Don't just manage your downloads: accelerate them.

How Does Maxel Accelerate Downloads?

Without Maxel, a 5GB file took 4.6 hours to download. Using Maxel, I downloaded that same file in less than 10 minutes.

It almost seems a little too good to be true, right? In this article, I'll explain how Maxel works its magic. Or: Download the Demo and try for yourself!

Your Bandwidth is Limited by Latency

You might have noticed that not all downloads occur at the same speed, even at the same time of day on the same connection (network congestion famously affects Cable users). Perhaps a download from one site comes close to maxing your connection, while a different download drags on at 1995 speeds. There are a number of possible causes:

  • The server which is serving your download request is overloaded
  • Your connection is currently saturated by other downloads
  • The server isn't located within the same city

Maxel helps with the third issue, which plagues most downloads online which aren't backed by a CDN (content delivery networks will solve this issue but are expensive, especially for larger downloads). This issue is particularly bad if the downloads are hosted overseas or a couple timezones away.

While it's generally accepted that your download speeds are affected by your maximum bandwidth, it turns out that download speeds are also directly affected by the time it takes for a single bit of information to reach your computer from the server, which is called latency.

The Moving Van Analogy

Moving bits around is kind of abstract, so it's useful to make an analogy. For our purposes, downloading a file from a server to your computer is a lot like moving furniture from your old apartment to your new one.

Let's say you have 1000 bookshelves to move. Your moving van carries 5 shelves at a time, so you'll need at least 20 trips. If you're moving down the street and each trip takes 2 minutes, it'll take you 40 minutes to move. Not bad. We can even compute your "bookshelf bandwidth": 2.5 bookshelves per minute.

But let's say you're moving from San Francisco to Manhattan. You still need 20 trips, but now each trip takes 200 hours. Your new "bookshelf bandwidth" is 0.6 bookshelves per day.

This observation is described formally by Little's Law. The way in which bits and bytes are exchanged for downloading files (TCP) is remarkably similar to the moving van analogy due TCP's use of a sliding window for flow control.

Getting Some Help: Splitting Work

So can we do better?
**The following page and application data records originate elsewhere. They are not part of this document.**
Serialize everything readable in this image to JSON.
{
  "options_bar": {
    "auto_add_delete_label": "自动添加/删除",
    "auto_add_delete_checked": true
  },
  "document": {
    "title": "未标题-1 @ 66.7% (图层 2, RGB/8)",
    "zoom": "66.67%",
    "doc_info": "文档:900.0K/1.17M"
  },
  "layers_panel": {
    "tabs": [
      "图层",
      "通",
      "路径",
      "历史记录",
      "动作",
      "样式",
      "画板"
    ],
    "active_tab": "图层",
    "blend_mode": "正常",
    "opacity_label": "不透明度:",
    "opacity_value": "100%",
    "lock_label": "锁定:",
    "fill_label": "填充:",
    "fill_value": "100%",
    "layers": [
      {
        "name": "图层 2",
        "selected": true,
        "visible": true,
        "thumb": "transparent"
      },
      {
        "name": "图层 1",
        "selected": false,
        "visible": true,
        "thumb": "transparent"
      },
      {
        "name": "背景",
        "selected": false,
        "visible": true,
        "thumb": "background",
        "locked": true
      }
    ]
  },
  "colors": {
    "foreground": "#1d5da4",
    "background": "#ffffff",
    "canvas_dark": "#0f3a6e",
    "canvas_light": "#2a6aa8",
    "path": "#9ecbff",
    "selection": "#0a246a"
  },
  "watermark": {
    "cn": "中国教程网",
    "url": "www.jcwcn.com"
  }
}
Suppose you got your 9 other friends to bring their vans and help you move (which is just everyone's favorite thing to do). Now you'll only need 2 round trips per van, cutting the time from 40 minutes to 4 minutes for the first scenario, and 23 weeks down to two and a half weeks.

Downloading a file with Maxel is a lot like getting 100 friends to help you move, except Maxel's movers love moving and won't resent you afterwards. Of course, much like the moving van analogy, speedups from download acceleration will vary from drastic (hours to minutes) to modest (maybe halving the download time) to no difference at all. It all depends on how badly latency affects the current download speed.

Now that you know how download accelerators work, download Maxel and see it in action!